    But the premiums were so good it also often made sense to close out an option position if shares fell sharply and then sell them back a couple of days later at an even higher premium.
    Mar 29, 2015. 03:20 PM | Likes Like |Link to Comment
  • What's Going On? [View article]
    The challenge is much greater during low volatility periods that rely on weekly contracts in cases where a weekly contracts expires and can't be immediately rolled over to generate additional income due to a price drop in shares.

    During higher volatility periods, even as the market may be trending lower, the expectation for more predictable income streams actually increases, as you find yourself more apt to use monthly or expanded weekly contracts and not as much at risk for expiration due to a momentary price drop, as we've seen over the past month on a number of Thursdays and Fridays.

    In such cases you may also find greater protection from short term spikes or plunges by diversifying expiration dates, for example having some expire April 17, 2015, others in May and maybe some others in June. During low volatility periods, though, it's much harder to justify writing a 2 or 3 month option contract, as the premium tends to be very low.
    Mar 29, 2015. 02:39 PM | Likes Like |Link to Comment
  • What's Going On? [View article]
    To clarify, that annual 30% that you are referring to is not a suggestion that such a level of profit or asset appreciation is likely or even possible.
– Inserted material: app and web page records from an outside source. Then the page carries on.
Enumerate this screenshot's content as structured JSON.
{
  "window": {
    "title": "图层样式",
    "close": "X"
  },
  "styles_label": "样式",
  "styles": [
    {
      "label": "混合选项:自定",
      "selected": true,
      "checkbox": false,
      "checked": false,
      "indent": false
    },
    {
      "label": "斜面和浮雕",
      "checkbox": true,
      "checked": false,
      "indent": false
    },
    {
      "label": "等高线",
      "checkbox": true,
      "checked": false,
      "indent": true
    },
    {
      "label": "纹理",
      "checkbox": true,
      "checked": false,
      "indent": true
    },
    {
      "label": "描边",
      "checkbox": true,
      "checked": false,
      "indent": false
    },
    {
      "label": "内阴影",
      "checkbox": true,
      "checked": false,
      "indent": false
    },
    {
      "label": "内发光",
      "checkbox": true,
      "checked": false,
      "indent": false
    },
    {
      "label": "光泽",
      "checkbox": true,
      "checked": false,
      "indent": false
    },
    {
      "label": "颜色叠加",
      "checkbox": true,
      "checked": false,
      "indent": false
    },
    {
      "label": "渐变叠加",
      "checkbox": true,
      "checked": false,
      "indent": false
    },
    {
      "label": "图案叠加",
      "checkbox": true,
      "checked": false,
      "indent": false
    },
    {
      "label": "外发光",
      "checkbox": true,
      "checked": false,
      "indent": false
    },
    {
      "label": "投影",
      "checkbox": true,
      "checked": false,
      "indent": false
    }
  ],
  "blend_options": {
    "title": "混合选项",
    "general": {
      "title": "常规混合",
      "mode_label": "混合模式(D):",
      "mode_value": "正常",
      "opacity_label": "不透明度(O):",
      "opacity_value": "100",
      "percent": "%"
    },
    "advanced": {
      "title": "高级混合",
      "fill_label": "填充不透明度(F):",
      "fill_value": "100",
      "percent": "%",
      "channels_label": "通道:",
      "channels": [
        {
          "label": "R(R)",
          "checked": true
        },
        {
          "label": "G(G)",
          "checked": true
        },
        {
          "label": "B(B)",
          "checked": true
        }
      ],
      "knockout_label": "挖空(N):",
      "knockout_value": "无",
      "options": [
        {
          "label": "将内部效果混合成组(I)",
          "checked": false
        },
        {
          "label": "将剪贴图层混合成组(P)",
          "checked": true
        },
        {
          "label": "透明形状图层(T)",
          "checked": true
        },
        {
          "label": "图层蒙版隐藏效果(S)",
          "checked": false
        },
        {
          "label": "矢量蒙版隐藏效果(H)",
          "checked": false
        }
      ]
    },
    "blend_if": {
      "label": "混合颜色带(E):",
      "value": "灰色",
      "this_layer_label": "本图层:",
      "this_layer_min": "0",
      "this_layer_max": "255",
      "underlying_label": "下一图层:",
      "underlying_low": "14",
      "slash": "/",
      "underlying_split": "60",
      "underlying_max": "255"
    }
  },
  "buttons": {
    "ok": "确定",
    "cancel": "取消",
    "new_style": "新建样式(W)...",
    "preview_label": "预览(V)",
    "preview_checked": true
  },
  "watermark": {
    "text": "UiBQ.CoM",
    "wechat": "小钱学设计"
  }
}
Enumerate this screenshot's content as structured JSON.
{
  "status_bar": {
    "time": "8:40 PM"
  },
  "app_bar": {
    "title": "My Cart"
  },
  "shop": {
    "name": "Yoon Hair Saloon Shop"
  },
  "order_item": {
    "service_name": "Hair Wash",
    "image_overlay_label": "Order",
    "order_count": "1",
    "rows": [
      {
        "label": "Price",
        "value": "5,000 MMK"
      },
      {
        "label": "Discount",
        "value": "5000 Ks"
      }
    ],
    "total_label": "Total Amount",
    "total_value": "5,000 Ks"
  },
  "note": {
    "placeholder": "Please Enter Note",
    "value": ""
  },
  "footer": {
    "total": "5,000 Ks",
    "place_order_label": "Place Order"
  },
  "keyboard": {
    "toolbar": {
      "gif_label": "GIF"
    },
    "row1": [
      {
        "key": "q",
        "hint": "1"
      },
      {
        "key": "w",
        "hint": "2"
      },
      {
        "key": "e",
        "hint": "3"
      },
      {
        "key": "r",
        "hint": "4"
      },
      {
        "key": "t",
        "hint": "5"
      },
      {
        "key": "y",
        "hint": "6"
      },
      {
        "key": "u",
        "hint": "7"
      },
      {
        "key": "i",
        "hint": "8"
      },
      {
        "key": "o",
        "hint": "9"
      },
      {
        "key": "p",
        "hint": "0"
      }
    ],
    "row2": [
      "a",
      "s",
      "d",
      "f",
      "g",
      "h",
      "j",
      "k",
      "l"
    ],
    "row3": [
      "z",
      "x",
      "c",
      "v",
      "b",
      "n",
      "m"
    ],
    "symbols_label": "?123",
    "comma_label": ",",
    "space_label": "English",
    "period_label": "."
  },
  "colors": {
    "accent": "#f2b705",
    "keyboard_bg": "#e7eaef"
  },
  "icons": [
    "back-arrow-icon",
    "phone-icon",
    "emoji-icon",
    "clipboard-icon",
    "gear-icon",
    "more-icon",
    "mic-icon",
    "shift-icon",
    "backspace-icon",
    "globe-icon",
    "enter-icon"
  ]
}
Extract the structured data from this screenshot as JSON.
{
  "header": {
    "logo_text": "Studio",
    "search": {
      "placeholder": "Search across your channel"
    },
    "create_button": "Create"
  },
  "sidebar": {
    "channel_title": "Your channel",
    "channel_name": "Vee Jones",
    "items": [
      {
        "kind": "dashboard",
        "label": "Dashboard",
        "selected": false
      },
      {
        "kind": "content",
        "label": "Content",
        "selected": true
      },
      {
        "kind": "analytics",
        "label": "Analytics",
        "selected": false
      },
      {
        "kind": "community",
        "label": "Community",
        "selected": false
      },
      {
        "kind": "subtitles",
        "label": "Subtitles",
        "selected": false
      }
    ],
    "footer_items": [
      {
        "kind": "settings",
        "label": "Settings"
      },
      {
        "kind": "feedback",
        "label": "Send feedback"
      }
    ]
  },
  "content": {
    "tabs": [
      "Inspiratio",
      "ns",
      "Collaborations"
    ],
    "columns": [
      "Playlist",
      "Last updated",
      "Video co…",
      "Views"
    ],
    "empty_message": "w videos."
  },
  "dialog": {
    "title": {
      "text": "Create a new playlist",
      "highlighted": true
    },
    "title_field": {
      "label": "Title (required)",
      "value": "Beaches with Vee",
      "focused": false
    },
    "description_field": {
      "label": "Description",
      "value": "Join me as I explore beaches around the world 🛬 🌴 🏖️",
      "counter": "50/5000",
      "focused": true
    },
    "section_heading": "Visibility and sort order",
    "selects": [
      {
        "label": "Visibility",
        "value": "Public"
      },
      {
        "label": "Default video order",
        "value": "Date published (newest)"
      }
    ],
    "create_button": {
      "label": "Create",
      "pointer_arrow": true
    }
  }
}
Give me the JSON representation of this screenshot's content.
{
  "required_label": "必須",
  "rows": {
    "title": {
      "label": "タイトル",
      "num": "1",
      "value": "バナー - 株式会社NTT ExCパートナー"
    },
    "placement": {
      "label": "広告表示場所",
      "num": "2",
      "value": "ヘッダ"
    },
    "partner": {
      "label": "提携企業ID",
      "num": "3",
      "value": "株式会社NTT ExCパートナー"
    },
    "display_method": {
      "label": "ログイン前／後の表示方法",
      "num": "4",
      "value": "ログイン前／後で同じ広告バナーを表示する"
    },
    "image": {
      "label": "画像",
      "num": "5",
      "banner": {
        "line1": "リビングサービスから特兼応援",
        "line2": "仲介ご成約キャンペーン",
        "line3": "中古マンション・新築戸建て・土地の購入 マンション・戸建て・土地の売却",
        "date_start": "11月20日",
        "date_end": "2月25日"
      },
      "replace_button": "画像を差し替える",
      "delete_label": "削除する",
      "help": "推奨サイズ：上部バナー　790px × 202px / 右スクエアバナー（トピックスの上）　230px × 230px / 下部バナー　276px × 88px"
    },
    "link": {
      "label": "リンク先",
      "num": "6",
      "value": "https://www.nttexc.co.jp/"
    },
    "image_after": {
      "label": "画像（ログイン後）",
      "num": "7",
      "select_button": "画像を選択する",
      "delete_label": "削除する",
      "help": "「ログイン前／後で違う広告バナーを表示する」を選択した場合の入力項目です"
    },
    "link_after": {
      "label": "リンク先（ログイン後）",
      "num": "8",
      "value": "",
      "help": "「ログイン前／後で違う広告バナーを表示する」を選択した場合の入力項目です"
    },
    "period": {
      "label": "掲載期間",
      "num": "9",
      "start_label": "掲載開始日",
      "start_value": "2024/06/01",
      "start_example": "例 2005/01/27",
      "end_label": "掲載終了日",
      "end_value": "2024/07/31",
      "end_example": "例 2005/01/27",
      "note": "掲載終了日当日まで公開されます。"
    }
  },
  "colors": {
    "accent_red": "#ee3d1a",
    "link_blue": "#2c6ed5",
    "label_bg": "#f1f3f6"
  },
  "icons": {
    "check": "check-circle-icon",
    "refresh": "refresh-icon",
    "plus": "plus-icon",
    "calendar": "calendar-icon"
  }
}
    Instead that is the target for income generation from your assets and has nothing to do with portfolio value going up nor down. The article that fcfrag is referring to and his own comments are consistent with the former, rather than latter notion.

    You've simply mis-interpreted in either reflex disbelief or misplaced cynicism

    You can still create positive income flow from a combination of option premiums and dividends even when your asset value is falling. That 2.5%/month level for income generation is achievable, especially if placing some emphasis on dividend capture and using shorter term option contracts. In times of higher volatility less emphasis needs to be placed on dividends and contract terms may be longer.

    The ultimate objective is that the enhanced flow of income from your holdings improves your overall return. That's almost always going to be true in down, flat and mildly higher markets. It's less likely to be true in markets that move higher and higher, particularly if doing so in leaps and bounds.
    Mar 29, 2015. 02:02 PM | Likes Like |Link to Comment
  • What's Going On? [View article]
    I didn't take it on a personal level. My comment was that it's always easy to make a similar accusation, but there is still some burden of proof, which includes the likelihood that the accused is familiar with the works of the originator of the piece of intellectual property that is being questioned.
    Mar 29, 2015. 01:55 PM | Likes Like |Link to Comment
  • What's Going On? [View article]
    I had to do an upgrade going from London back home following a heart attack there and being advised that I should make certain I had lots of room to roam around and stretch during the flight.

    I didn't recall being warned against alcohol consumption, so my wife and I definitely tried to whittle down the extra costs of the seats with in kind items. It's amazing how you can get someone who doesn't generally drink to do so when they feel a need to get their money's worth.
    Mar 29, 2015. 01:04 PM | 2 Likes Like |Link to Comment